* **DATA SUPPLIED**:
>>>>

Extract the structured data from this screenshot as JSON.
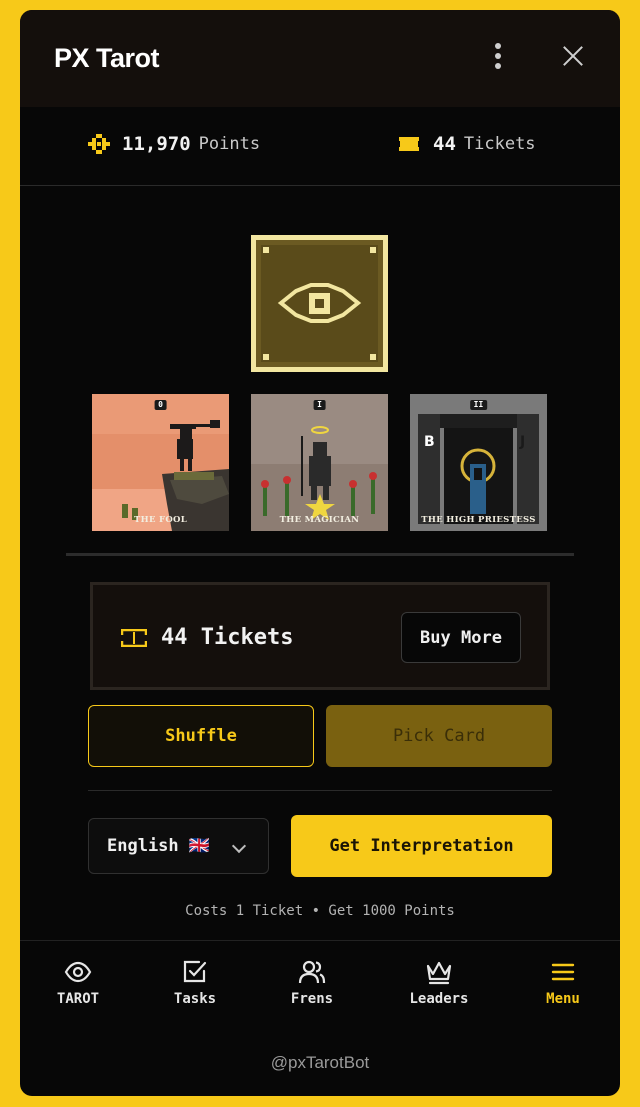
{
  "window": {
    "title": "PX Tarot"
  },
  "stats": {
    "points_value": "11,970",
    "points_unit": "Points",
    "tickets_value": "44",
    "tickets_unit": "Tickets"
  },
  "cards": [
    {
      "number": "0",
      "name": "THE FOOL"
    },
    {
      "number": "I",
      "name": "THE MAGICIAN"
    },
    {
      "number": "II",
      "name": "THE HIGH PRIESTESS"
    }
  ],
  "ticket_panel": {
    "count_label": "44 Tickets",
    "buy_label": "Buy More"
  },
  "actions": {
    "shuffle_label": "Shuffle",
    "pick_label": "Pick Card"
  },
  "language": {
    "selected": "English 🇬🇧"
  },
  "interpret": {
    "label": "Get Interpretation",
    "cost_note": "Costs 1 Ticket • Get 1000 Points"
  },
  "tabs": [
    {
      "label": "TAROT",
      "icon": "eye-icon"
    },
    {
      "label": "Tasks",
      "icon": "checkbox-icon"
    },
    {
      "label": "Frens",
      "icon": "users-icon"
    },
    {
      "label": "Leaders",
      "icon": "crown-icon"
    },
    {
      "label": "Menu",
      "icon": "hamburger-icon"
    }
  ],
  "footer": {
    "handle": "@pxTarotBot"
  },
  "colors": {
    "accent": "#f7c919",
    "background": "#070707",
    "page": "#f7c919"
  }
}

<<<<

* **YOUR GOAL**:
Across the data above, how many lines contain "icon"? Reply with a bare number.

* **OUTPUT FOR THIS EXERCISE**:
5